● **What is being asked**
Copy out precisely the line that holds "What's the underlying" and all the lines following it in the data, up to and including the last one, and no others.

● **Data in this exercise**
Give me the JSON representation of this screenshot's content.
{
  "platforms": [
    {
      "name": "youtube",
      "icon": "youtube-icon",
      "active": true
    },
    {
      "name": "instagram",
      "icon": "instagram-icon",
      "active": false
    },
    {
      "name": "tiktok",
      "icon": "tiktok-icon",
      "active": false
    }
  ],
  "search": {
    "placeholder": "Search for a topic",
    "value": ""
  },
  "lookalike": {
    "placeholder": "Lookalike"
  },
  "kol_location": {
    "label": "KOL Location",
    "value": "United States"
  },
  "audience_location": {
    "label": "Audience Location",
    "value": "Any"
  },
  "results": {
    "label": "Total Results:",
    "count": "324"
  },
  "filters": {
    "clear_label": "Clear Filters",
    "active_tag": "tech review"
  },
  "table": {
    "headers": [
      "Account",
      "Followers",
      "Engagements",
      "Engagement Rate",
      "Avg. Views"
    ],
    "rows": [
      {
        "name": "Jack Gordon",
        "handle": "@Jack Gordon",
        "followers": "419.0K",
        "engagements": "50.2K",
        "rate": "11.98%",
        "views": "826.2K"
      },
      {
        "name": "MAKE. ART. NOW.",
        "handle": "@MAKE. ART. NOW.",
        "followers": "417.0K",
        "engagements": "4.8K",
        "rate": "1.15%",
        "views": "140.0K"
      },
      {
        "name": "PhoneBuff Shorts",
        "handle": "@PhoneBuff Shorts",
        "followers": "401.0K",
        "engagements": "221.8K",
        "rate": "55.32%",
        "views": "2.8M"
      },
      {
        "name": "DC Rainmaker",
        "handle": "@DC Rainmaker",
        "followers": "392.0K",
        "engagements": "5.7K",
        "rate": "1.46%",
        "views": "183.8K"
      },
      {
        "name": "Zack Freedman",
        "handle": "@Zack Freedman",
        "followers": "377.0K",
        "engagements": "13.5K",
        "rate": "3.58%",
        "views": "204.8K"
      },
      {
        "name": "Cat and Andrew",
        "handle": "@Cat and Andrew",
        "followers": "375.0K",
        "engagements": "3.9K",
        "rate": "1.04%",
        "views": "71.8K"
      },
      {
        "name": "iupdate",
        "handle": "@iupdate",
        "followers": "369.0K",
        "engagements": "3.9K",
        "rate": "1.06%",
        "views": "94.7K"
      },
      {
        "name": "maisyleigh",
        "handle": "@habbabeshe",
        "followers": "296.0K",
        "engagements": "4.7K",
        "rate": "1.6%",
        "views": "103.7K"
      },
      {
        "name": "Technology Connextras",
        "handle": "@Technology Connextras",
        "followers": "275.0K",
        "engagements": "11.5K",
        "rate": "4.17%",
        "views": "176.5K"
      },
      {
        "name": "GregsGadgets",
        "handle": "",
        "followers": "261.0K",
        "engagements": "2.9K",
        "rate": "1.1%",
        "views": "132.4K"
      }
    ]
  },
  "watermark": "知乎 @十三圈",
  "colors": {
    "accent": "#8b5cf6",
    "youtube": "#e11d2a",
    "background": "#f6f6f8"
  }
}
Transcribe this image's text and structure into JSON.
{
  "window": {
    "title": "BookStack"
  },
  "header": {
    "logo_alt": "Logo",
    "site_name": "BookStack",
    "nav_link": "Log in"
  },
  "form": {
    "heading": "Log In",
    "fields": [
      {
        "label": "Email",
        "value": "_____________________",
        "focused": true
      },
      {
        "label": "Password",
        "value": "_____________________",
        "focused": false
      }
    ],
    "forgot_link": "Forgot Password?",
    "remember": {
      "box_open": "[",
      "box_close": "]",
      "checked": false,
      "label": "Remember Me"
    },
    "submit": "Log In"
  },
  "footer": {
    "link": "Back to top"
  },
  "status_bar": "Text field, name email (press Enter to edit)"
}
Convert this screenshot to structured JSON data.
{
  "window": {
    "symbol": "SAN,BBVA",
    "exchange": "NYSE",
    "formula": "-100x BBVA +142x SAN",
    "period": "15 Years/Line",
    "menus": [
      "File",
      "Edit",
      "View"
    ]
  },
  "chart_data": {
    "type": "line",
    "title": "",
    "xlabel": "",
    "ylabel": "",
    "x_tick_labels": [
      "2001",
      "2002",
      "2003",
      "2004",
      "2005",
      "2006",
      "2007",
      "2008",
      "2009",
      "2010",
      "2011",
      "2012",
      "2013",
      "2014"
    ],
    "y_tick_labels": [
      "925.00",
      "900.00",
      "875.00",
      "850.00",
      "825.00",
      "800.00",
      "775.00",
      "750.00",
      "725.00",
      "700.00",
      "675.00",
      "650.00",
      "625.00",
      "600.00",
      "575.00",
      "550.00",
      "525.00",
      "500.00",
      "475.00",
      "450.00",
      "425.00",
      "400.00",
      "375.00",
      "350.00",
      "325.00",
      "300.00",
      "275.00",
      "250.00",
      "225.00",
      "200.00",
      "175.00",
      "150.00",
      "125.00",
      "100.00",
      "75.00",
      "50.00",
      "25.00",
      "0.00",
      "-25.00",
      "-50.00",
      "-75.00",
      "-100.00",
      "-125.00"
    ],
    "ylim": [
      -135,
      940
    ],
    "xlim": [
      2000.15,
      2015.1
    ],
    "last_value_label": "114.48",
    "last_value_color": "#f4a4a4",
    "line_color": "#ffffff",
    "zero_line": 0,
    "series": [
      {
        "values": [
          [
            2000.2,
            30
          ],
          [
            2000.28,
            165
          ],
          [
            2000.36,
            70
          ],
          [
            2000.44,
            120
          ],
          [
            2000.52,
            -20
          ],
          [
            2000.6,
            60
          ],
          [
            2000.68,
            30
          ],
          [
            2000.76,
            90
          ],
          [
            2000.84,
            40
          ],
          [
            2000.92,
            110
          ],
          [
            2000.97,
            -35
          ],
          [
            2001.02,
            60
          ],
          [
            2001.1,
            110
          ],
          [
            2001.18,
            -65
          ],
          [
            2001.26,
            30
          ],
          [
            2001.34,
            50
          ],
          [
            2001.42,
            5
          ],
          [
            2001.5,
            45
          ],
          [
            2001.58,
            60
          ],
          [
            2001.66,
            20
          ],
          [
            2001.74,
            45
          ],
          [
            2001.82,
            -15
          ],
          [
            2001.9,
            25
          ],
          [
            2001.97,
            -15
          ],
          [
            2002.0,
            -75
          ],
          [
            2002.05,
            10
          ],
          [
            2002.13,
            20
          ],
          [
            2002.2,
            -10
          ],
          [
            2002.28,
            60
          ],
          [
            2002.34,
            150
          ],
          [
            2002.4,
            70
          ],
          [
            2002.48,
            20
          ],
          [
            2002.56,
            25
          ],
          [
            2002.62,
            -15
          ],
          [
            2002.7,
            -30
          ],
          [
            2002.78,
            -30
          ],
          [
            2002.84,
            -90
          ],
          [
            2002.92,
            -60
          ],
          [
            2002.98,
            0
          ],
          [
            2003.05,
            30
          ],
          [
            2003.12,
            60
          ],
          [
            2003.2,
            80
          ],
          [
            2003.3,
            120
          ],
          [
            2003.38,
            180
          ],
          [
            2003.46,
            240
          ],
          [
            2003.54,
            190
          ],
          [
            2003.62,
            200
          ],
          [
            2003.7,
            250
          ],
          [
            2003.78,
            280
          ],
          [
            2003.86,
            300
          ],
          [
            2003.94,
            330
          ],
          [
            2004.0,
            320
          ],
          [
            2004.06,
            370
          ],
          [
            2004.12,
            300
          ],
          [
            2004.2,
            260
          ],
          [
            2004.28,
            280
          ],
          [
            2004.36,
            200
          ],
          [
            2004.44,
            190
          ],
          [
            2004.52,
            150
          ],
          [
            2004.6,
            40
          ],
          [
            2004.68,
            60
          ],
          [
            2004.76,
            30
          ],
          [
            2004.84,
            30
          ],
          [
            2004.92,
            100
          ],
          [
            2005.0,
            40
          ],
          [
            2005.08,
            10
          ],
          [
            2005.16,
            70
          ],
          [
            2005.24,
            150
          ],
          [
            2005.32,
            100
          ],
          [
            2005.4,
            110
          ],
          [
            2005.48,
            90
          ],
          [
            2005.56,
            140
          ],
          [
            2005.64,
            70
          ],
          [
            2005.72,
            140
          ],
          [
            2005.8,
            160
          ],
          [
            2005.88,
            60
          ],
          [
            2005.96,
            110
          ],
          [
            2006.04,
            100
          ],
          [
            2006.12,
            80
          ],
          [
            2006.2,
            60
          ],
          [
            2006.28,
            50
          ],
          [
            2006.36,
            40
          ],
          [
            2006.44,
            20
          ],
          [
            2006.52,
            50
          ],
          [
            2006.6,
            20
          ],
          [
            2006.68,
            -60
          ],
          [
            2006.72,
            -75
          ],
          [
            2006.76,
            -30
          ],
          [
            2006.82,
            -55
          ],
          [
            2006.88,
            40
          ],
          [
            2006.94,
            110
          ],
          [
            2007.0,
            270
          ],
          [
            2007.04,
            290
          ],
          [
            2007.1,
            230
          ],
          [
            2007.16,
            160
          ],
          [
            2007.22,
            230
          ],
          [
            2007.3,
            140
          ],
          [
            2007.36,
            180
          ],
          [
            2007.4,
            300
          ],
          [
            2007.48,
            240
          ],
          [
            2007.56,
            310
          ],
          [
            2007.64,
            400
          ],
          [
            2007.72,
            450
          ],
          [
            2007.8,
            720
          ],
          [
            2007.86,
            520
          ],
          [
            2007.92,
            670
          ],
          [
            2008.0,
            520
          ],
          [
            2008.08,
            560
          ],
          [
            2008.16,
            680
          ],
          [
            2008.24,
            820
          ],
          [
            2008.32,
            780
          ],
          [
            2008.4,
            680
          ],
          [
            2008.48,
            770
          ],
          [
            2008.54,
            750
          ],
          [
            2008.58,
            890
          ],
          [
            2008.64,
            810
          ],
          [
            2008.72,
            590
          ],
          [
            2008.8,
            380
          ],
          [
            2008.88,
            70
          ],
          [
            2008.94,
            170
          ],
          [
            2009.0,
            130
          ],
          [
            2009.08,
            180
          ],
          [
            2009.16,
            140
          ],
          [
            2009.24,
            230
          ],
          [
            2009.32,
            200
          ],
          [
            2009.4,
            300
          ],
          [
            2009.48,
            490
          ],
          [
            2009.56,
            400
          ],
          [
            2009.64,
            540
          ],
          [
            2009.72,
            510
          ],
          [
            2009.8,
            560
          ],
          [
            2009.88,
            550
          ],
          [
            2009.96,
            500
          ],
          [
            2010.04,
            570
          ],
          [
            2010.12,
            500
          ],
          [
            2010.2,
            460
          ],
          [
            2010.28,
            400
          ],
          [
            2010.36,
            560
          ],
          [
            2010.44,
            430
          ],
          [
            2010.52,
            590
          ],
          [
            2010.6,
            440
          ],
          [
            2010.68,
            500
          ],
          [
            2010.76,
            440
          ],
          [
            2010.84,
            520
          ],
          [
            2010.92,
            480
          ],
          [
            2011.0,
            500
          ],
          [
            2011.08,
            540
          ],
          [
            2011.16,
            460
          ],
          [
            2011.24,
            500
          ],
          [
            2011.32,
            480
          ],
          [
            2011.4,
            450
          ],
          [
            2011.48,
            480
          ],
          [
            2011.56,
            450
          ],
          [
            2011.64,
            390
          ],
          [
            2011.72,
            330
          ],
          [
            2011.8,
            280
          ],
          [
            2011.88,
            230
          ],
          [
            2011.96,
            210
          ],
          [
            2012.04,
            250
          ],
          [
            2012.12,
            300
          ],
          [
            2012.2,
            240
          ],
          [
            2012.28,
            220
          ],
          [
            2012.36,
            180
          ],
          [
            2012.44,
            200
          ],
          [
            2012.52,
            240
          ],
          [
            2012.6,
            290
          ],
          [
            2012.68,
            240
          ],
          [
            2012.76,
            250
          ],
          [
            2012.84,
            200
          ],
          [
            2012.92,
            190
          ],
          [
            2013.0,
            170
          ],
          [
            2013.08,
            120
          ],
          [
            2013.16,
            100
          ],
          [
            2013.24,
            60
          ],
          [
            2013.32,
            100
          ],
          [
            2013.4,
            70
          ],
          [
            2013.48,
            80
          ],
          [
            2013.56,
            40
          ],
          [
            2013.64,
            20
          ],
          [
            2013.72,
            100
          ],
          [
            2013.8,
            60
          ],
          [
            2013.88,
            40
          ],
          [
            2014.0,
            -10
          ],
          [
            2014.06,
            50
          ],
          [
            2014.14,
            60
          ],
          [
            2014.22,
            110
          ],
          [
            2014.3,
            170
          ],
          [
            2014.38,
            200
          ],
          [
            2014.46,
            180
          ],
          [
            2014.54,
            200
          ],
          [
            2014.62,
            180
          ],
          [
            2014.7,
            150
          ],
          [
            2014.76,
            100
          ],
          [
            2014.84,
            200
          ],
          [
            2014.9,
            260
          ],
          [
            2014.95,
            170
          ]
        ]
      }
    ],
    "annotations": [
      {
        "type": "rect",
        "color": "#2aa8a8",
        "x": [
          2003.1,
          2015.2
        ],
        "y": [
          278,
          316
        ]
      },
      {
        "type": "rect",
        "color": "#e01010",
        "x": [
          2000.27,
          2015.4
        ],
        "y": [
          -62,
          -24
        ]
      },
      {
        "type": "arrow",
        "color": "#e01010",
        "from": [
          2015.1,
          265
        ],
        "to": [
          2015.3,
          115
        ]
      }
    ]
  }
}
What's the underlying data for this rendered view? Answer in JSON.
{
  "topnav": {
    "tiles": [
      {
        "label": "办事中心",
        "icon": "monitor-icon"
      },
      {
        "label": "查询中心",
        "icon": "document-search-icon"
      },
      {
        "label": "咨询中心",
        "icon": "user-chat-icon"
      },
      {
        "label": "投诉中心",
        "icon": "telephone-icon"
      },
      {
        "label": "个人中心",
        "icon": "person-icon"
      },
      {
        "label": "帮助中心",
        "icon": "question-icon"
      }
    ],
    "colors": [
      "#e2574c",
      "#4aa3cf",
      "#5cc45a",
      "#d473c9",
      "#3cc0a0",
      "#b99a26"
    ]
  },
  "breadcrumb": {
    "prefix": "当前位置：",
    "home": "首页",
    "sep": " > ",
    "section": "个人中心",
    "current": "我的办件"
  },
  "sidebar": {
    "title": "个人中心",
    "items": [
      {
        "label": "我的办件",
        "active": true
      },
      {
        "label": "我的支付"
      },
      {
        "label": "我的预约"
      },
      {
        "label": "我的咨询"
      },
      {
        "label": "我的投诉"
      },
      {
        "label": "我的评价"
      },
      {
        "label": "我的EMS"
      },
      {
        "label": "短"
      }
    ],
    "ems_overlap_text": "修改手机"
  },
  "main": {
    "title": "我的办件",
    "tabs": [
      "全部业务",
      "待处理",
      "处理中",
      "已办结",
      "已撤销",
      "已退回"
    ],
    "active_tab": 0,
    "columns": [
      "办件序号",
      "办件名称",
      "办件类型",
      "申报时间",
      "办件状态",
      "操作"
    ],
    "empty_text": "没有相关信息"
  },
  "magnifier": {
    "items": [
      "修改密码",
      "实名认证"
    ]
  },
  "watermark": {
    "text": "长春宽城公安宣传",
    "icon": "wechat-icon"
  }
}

● **Solution for this task**
What's the underlying data for this rendered view? Answer in JSON.
{
  "topnav": {
    "tiles": [
      {
        "label": "办事中心",
        "icon": "monitor-icon"
      },
      {
        "label": "查询中心",
        "icon": "document-search-icon"
      },
      {
        "label": "咨询中心",
        "icon": "user-chat-icon"
      },
      {
        "label": "投诉中心",
        "icon": "telephone-icon"
      },
      {
        "label": "个人中心",
        "icon": "person-icon"
      },
      {
        "label": "帮助中心",
        "icon": "question-icon"
      }
    ],
    "colors": [
      "#e2574c",
      "#4aa3cf",
      "#5cc45a",
      "#d473c9",
      "#3cc0a0",
      "#b99a26"
    ]
  },
  "breadcrumb": {
    "prefix": "当前位置：",
    "home": "首页",
    "sep": " > ",
    "section": "个人中心",
    "current": "我的办件"
  },
  "sidebar": {
    "title": "个人中心",
    "items": [
      {
        "label": "我的办件",
        "active": true
      },
      {
        "label": "我的支付"
      },
      {
        "label": "我的预约"
      },
      {
        "label": "我的咨询"
      },
      {
        "label": "我的投诉"
      },
      {
        "label": "我的评价"
      },
      {
        "label": "我的EMS"
      },
      {
        "label": "短"
      }
    ],
    "ems_overlap_text": "修改手机"
  },
  "main": {
    "title": "我的办件",
    "tabs": [
      "全部业务",
      "待处理",
      "处理中",
      "已办结",
      "已撤销",
      "已退回"
    ],
    "active_tab": 0,
    "columns": [
      "办件序号",
      "办件名称",
      "办件类型",
      "申报时间",
      "办件状态",
      "操作"
    ],
    "empty_text": "没有相关信息"
  },
  "magnifier": {
    "items": [
      "修改密码",
      "实名认证"
    ]
  },
  "watermark": {
    "text": "长春宽城公安宣传",
    "icon": "wechat-icon"
  }
}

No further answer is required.